Assuming we know the dimensions of the images in advance, we can fix this by using the intrinsicsize attribute. Unfortunately this isn’t supported in any browser yet, but it’s coming soon to Chrome! And it’s way easier than any other (hacky) solution you may think of.
Here it is in Chrome 72 with the “experimental web platform features” flag enabled:
 
Notice that the buttons don’t jump around while the image loads. Much nicer!
Accessibility check
Looking over the WAI Carousel Concepts document, there are a few good things to keep in mind when implementing this carousel:
  1. To make the carousel more keyboard-navigable, you may add keyboard shortcuts, for instance ← and → to navigate left and right. (Note though that a scrollable horizontal list can already be focused and scrolled with the keyboard.)
  2. Use <ul> and <li> elements instead of <div>s, so that a screen reader announces it as a list.
  3. The smooth-scrolling can be distracting or nausea-inducing for some folks, so respect prefers-reduced-motion or provide an option to turn it off.
  4. As mentioned previously, use aria-label and aria-pressed for the indicator buttons.

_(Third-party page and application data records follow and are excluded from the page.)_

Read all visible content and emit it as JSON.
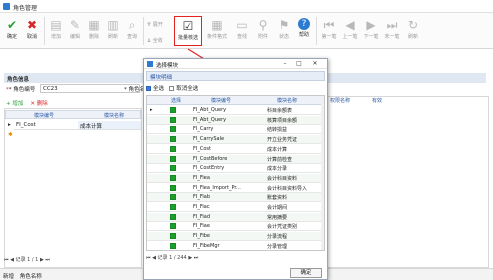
{
  "window": {
    "title": "角色管理"
  },
  "toolbar": {
    "save": "确定",
    "cancel": "取消",
    "add": "增加",
    "edit": "编辑",
    "delete": "删除",
    "refresh": "刷新",
    "query": "查询",
    "expand": "展开",
    "collapse": "全收",
    "batch_check": "批量核选",
    "condition_format": "条件格式",
    "print": "查线",
    "attachment": "附件",
    "status": "状态",
    "help": "帮助",
    "first": "第一笔",
    "prev": "上一笔",
    "next": "下一笔",
    "last": "末一笔",
    "reload": "刷新"
  },
  "role_info": {
    "header": "角色信息",
    "role_code_label": "* 角色编号",
    "role_code_value": "CC23",
    "role_name_label": "* 角色名"
  },
  "grid": {
    "add_label": "+ 增加",
    "delete_label": "✕ 删除",
    "col_module_code": "模块编号",
    "col_module_name": "模块名称",
    "rows": [
      {
        "code": "FI_Cost",
        "name": "成本计算"
      }
    ],
    "record": "记录 1 / 1"
  },
  "right_grid": {
    "col_permission": "权限名称",
    "col_valid": "有效"
  },
  "dialog": {
    "title": "选择模块",
    "tab_label": "模块明细",
    "select_all": "全选",
    "cancel_all": "取消全选",
    "col_select": "选择",
    "col_code": "模块编号",
    "col_name": "模块名称",
    "rows": [
      {
        "code": "FI_Abt_Query",
        "name": "科目余额表"
      },
      {
        "code": "FI_Abt_Query",
        "name": "核算项目余额"
      },
      {
        "code": "FI_Carry",
        "name": "结转损益"
      },
      {
        "code": "FI_CarrySale",
        "name": "开立业务凭证"
      },
      {
        "code": "FI_Cost",
        "name": "成本计算"
      },
      {
        "code": "FI_CostBefore",
        "name": "计算前检查"
      },
      {
        "code": "FI_CostEntry",
        "name": "成本分录"
      },
      {
        "code": "FI_Fiea",
        "name": "会计科目资料"
      },
      {
        "code": "FI_Fiea_Import_Pr...",
        "name": "会计科目资料导入"
      },
      {
        "code": "FI_Fiab",
        "name": "账套资料"
      },
      {
        "code": "FI_Fiac",
        "name": "会计期间"
      },
      {
        "code": "FI_Fiad",
        "name": "常用摘要"
      },
      {
        "code": "FI_Fiae",
        "name": "会计凭证类别"
      },
      {
        "code": "FI_Fibe",
        "name": "分录流程"
      },
      {
        "code": "FI_FibeMgr",
        "name": "分录管理"
      }
    ],
    "record": "记录 1 / 244",
    "ok": "确定"
  },
  "status_bar": {
    "left": "新增",
    "right": "角色名称"
  },
  "colors": {
    "accent": "#2d7bd0",
    "highlight_border": "#e52222",
    "check_green": "#1ca02c"
  }
}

Compatibility check
But what about IE support? I can hear your boss screaming at you already.
If you’re one of the unfortunate souls who still has to maintain IE11 support, rest assured: a scroll-snap carousel is just a normal horizontal-scrolling list on IE. It doesn’t work exactly the same, but hey, does it need to? IE11 users probably don’t expect the best anymore.
Conclusion

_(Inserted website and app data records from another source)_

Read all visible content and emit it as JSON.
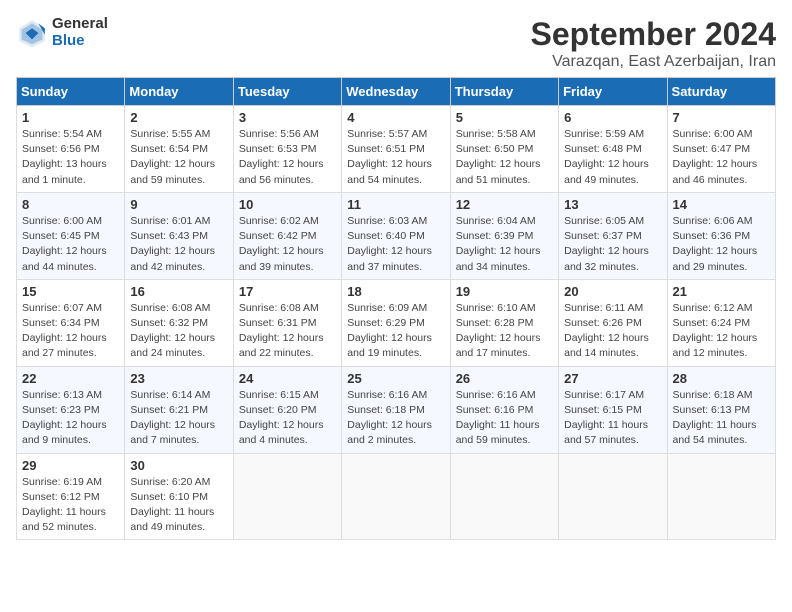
{
  "header": {
    "logo_general": "General",
    "logo_blue": "Blue",
    "title": "September 2024",
    "subtitle": "Varazqan, East Azerbaijan, Iran"
  },
  "calendar": {
    "days_of_week": [
      "Sunday",
      "Monday",
      "Tuesday",
      "Wednesday",
      "Thursday",
      "Friday",
      "Saturday"
    ],
    "weeks": [
      [
        {
          "day": "1",
          "detail": "Sunrise: 5:54 AM\nSunset: 6:56 PM\nDaylight: 13 hours\nand 1 minute."
        },
        {
          "day": "2",
          "detail": "Sunrise: 5:55 AM\nSunset: 6:54 PM\nDaylight: 12 hours\nand 59 minutes."
        },
        {
          "day": "3",
          "detail": "Sunrise: 5:56 AM\nSunset: 6:53 PM\nDaylight: 12 hours\nand 56 minutes."
        },
        {
          "day": "4",
          "detail": "Sunrise: 5:57 AM\nSunset: 6:51 PM\nDaylight: 12 hours\nand 54 minutes."
        },
        {
          "day": "5",
          "detail": "Sunrise: 5:58 AM\nSunset: 6:50 PM\nDaylight: 12 hours\nand 51 minutes."
        },
        {
          "day": "6",
          "detail": "Sunrise: 5:59 AM\nSunset: 6:48 PM\nDaylight: 12 hours\nand 49 minutes."
        },
        {
          "day": "7",
          "detail": "Sunrise: 6:00 AM\nSunset: 6:47 PM\nDaylight: 12 hours\nand 46 minutes."
        }
      ],
      [
        {
          "day": "8",
          "detail": "Sunrise: 6:00 AM\nSunset: 6:45 PM\nDaylight: 12 hours\nand 44 minutes."
        },
        {
          "day": "9",
          "detail": "Sunrise: 6:01 AM\nSunset: 6:43 PM\nDaylight: 12 hours\nand 42 minutes."
        },
        {
          "day": "10",
          "detail": "Sunrise: 6:02 AM\nSunset: 6:42 PM\nDaylight: 12 hours\nand 39 minutes."
        },
        {
          "day": "11",
          "detail": "Sunrise: 6:03 AM\nSunset: 6:40 PM\nDaylight: 12 hours\nand 37 minutes."
        },
        {
          "day": "12",
          "detail": "Sunrise: 6:04 AM\nSunset: 6:39 PM\nDaylight: 12 hours\nand 34 minutes."
        },
        {
          "day": "13",
          "detail": "Sunrise: 6:05 AM\nSunset: 6:37 PM\nDaylight: 12 hours\nand 32 minutes."
        },
        {
          "day": "14",
          "detail": "Sunrise: 6:06 AM\nSunset: 6:36 PM\nDaylight: 12 hours\nand 29 minutes."
        }
      ],
      [
        {
          "day": "15",
          "detail": "Sunrise: 6:07 AM\nSunset: 6:34 PM\nDaylight: 12 hours\nand 27 minutes."
        },
        {
          "day": "16",
          "detail": "Sunrise: 6:08 AM\nSunset: 6:32 PM\nDaylight: 12 hours\nand 24 minutes."
        },
        {
          "day": "17",
          "detail": "Sunrise: 6:08 AM\nSunset: 6:31 PM\nDaylight: 12 hours\nand 22 minutes."
        },
        {
          "day": "18",
          "detail": "Sunrise: 6:09 AM\nSunset: 6:29 PM\nDaylight: 12 hours\nand 19 minutes."
        },
        {
          "day": "19",
          "detail": "Sunrise: 6:10 AM\nSunset: 6:28 PM\nDaylight: 12 hours\nand 17 minutes."
        },
        {
          "day": "20",
          "detail": "Sunrise: 6:11 AM\nSunset: 6:26 PM\nDaylight: 12 hours\nand 14 minutes."
        },
        {
          "day": "21",
          "detail": "Sunrise: 6:12 AM\nSunset: 6:24 PM\nDaylight: 12 hours\nand 12 minutes."
        }
      ],
      [
        {
          "day": "22",
          "detail": "Sunrise: 6:13 AM\nSunset: 6:23 PM\nDaylight: 12 hours\nand 9 minutes."
        },
        {
          "day": "23",
          "detail": "Sunrise: 6:14 AM\nSunset: 6:21 PM\nDaylight: 12 hours\nand 7 minutes."
        },
        {
          "day": "24",
          "detail": "Sunrise: 6:15 AM\nSunset: 6:20 PM\nDaylight: 12 hours\nand 4 minutes."
        },
        {
          "day": "25",
          "detail": "Sunrise: 6:16 AM\nSunset: 6:18 PM\nDaylight: 12 hours\nand 2 minutes."
        },
        {
          "day": "26",
          "detail": "Sunrise: 6:16 AM\nSunset: 6:16 PM\nDaylight: 11 hours\nand 59 minutes."
        },
        {
          "day": "27",
          "detail": "Sunrise: 6:17 AM\nSunset: 6:15 PM\nDaylight: 11 hours\nand 57 minutes."
        },
        {
          "day": "28",
          "detail": "Sunrise: 6:18 AM\nSunset: 6:13 PM\nDaylight: 11 hours\nand 54 minutes."
        }
      ],
      [
        {
          "day": "29",
          "detail": "Sunrise: 6:19 AM\nSunset: 6:12 PM\nDaylight: 11 hours\nand 52 minutes."
        },
        {
          "day": "30",
          "detail": "Sunrise: 6:20 AM\nSunset: 6:10 PM\nDaylight: 11 hours\nand 49 minutes."
        },
        {
          "day": "",
          "detail": ""
        },
        {
          "day": "",
          "detail": ""
        },
        {
          "day": "",
          "detail": ""
        },
        {
          "day": "",
          "detail": ""
        },
        {
          "day": "",
          "detail": ""
        }
      ]
    ]
  }
}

So that’s it! I decided not to publish this as a library, and I’m leaving the pinch-zooming and intrinsic sizing as an exercise for the reader. I think the core building blocks are simple enough that folks really ought to just take the native APIs and run with them.
Any decisions I could bake into a library would only limit the flexibility of the carousel, and leave its users high-and-dry when they need to tweak something, because I’ve taught them how to use my library instead of the native browser API.
At some point, it’s just better to go native.
Footnotes
1. For whatever reason, I couldn’t get the old scroll snap points spec to work in Edge. Sarah Drasner apparently ran into the same issue. On the bright side, though, a horizontally scrolling list without snap points is just a regular horizontally scrolling list!